• [Task brief]:
Nothing but an exact copy of the records is expected here.

• [Records supplied]:

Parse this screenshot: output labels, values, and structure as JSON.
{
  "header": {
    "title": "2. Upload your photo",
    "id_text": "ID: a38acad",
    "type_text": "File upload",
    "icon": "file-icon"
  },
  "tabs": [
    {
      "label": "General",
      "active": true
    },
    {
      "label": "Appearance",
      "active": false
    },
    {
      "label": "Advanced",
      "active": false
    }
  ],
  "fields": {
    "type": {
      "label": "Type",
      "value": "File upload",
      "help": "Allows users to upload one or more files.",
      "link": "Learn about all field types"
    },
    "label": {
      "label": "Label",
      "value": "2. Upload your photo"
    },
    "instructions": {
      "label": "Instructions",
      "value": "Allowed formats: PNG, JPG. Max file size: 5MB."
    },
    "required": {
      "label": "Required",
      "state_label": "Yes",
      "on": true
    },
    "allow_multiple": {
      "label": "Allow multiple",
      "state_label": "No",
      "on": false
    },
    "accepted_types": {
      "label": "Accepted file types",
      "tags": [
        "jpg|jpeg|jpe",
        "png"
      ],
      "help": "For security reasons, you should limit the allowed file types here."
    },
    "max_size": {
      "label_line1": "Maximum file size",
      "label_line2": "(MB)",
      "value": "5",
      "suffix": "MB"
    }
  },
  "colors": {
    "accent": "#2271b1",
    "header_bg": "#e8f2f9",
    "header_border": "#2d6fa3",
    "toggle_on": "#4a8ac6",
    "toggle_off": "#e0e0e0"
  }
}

• [Task result]:
Parse this screenshot: output labels, values, and structure as JSON.
{
  "header": {
    "title": "2. Upload your photo",
    "id_text": "ID: a38acad",
    "type_text": "File upload",
    "icon": "file-icon"
  },
  "tabs": [
    {
      "label": "General",
      "active": true
    },
    {
      "label": "Appearance",
      "active": false
    },
    {
      "label": "Advanced",
      "active": false
    }
  ],
  "fields": {
    "type": {
      "label": "Type",
      "value": "File upload",
      "help": "Allows users to upload one or more files.",
      "link": "Learn about all field types"
    },
    "label": {
      "label": "Label",
      "value": "2. Upload your photo"
    },
    "instructions": {
      "label": "Instructions",
      "value": "Allowed formats: PNG, JPG. Max file size: 5MB."
    },
    "required": {
      "label": "Required",
      "state_label": "Yes",
      "on": true
    },
    "allow_multiple": {
      "label": "Allow multiple",
      "state_label": "No",
      "on": false
    },
    "accepted_types": {
      "label": "Accepted file types",
      "tags": [
        "jpg|jpeg|jpe",
        "png"
      ],
      "help": "For security reasons, you should limit the allowed file types here."
    },
    "max_size": {
      "label_line1": "Maximum file size",
      "label_line2": "(MB)",
      "value": "5",
      "suffix": "MB"
    }
  },
  "colors": {
    "accent": "#2271b1",
    "header_bg": "#e8f2f9",
    "header_border": "#2d6fa3",
    "toggle_on": "#4a8ac6",
    "toggle_off": "#e0e0e0"
  }
}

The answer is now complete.